Task requirements
If a line in the listing below contains "Minimum", return that line.

Data supplied
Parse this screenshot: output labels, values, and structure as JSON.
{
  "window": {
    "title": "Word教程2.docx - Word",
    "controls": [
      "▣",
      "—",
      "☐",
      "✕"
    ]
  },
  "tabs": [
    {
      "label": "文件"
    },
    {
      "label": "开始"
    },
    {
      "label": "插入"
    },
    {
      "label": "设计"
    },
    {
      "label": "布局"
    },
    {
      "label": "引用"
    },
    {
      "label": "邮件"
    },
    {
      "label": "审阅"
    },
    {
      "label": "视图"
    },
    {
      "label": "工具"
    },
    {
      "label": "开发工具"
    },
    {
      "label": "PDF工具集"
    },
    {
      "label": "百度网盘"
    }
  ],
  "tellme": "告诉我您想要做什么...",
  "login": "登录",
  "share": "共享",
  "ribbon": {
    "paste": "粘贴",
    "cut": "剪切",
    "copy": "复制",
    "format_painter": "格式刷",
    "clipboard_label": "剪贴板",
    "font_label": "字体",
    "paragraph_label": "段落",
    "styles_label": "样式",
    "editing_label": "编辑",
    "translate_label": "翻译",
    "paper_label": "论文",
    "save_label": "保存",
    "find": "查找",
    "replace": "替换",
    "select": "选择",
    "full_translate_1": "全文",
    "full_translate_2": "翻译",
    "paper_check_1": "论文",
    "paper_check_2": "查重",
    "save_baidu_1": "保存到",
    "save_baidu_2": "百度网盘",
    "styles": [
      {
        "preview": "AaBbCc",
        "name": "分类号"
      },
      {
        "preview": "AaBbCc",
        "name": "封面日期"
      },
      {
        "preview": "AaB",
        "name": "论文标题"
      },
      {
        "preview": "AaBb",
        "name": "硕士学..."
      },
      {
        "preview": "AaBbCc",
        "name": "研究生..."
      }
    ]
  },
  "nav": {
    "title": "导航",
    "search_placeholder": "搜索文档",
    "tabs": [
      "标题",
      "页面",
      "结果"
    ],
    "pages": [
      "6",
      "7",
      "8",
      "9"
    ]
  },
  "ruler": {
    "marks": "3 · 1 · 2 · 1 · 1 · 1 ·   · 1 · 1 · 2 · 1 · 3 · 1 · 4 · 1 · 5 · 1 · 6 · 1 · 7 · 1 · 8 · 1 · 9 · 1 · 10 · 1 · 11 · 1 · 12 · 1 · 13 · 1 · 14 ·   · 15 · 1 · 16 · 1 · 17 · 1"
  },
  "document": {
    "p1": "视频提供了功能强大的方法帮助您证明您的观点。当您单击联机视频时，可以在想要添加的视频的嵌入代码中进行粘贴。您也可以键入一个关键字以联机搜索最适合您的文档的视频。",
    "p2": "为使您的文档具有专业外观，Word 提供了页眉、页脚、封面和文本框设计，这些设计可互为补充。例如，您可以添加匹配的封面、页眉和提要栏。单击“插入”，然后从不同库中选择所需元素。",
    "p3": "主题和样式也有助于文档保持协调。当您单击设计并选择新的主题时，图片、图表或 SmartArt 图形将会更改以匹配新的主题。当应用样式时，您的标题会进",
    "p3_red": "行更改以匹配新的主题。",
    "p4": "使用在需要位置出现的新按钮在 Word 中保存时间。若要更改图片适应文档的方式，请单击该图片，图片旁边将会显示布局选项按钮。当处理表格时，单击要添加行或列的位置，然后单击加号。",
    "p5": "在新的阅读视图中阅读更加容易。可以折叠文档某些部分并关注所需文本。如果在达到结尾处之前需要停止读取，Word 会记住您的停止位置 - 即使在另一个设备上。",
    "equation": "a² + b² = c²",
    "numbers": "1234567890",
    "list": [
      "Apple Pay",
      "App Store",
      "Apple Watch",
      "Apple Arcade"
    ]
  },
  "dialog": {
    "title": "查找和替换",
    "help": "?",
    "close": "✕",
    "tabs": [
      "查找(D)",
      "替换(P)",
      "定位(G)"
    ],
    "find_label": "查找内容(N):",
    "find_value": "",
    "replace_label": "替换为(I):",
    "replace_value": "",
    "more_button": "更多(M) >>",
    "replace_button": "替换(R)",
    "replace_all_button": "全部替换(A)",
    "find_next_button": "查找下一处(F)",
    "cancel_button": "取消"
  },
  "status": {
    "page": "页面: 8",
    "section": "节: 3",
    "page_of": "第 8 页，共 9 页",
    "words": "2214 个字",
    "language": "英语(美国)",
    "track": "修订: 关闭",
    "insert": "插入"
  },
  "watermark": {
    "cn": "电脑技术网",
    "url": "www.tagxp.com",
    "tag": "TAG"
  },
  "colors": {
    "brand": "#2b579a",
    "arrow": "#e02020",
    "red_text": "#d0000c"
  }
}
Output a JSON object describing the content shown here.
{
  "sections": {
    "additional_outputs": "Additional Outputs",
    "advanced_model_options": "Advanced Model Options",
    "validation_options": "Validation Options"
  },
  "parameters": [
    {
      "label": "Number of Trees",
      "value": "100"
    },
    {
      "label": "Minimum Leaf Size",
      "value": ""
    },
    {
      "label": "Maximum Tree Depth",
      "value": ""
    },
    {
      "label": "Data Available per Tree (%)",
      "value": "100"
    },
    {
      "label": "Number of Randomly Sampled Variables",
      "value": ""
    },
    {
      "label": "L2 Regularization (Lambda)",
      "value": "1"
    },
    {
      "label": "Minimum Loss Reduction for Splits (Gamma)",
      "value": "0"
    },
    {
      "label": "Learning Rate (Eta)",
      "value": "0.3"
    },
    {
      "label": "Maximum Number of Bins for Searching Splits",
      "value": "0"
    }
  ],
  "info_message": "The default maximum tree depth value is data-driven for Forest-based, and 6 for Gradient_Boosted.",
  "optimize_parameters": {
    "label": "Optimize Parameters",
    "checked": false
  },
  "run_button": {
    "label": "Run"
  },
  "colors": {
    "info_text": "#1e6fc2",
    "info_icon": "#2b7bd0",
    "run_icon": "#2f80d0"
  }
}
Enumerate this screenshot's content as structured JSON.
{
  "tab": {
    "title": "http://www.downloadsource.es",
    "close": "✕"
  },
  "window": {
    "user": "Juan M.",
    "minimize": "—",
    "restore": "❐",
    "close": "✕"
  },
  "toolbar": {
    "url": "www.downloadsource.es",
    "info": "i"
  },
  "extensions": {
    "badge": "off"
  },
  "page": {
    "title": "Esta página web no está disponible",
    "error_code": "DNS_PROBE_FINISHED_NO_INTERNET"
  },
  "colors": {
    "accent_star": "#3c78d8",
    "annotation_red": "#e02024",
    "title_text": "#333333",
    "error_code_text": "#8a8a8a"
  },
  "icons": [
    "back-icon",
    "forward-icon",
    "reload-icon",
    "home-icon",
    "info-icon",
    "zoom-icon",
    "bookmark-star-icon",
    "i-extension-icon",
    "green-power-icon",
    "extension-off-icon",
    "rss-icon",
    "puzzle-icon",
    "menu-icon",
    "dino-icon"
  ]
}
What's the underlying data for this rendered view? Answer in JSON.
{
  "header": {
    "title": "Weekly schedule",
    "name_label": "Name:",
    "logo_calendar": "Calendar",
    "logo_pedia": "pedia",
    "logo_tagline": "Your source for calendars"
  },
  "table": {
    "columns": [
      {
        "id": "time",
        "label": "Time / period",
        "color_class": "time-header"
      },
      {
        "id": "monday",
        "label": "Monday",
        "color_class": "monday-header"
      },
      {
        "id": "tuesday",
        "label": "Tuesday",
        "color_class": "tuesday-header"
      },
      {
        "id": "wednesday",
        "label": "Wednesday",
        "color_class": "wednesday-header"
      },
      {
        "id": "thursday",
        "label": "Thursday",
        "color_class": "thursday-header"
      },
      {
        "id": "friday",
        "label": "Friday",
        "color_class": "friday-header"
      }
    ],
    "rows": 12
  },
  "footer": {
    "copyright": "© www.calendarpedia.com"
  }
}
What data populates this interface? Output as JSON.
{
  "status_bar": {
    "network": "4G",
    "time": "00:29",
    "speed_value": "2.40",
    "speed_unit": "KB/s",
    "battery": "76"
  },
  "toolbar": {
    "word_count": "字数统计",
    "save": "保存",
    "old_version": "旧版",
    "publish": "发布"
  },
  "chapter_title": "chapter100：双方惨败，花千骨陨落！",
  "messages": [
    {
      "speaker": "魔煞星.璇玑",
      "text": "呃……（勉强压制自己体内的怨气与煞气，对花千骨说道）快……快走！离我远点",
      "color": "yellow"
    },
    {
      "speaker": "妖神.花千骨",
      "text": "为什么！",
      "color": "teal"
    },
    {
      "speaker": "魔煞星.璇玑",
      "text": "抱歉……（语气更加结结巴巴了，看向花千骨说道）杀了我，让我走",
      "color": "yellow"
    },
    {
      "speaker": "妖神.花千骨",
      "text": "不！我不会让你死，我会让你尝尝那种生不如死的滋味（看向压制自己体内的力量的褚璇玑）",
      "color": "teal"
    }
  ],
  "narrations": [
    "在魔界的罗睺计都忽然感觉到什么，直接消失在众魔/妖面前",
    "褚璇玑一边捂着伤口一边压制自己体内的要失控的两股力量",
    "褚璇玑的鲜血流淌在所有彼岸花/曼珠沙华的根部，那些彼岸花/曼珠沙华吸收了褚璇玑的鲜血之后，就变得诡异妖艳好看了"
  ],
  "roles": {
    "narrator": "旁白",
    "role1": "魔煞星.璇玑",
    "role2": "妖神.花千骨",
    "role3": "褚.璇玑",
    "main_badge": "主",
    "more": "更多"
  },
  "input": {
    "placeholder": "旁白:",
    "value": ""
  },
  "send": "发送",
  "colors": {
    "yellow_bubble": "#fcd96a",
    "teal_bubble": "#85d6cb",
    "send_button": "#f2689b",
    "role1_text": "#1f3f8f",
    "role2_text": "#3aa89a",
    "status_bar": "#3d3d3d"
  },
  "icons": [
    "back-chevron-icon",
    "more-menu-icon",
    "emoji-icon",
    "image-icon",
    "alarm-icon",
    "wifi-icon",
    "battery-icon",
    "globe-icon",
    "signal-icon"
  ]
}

Written solution
      "label": "Minimum Leaf Size",
      "label": "Minimum Loss Reduction for Splits (Gamma)",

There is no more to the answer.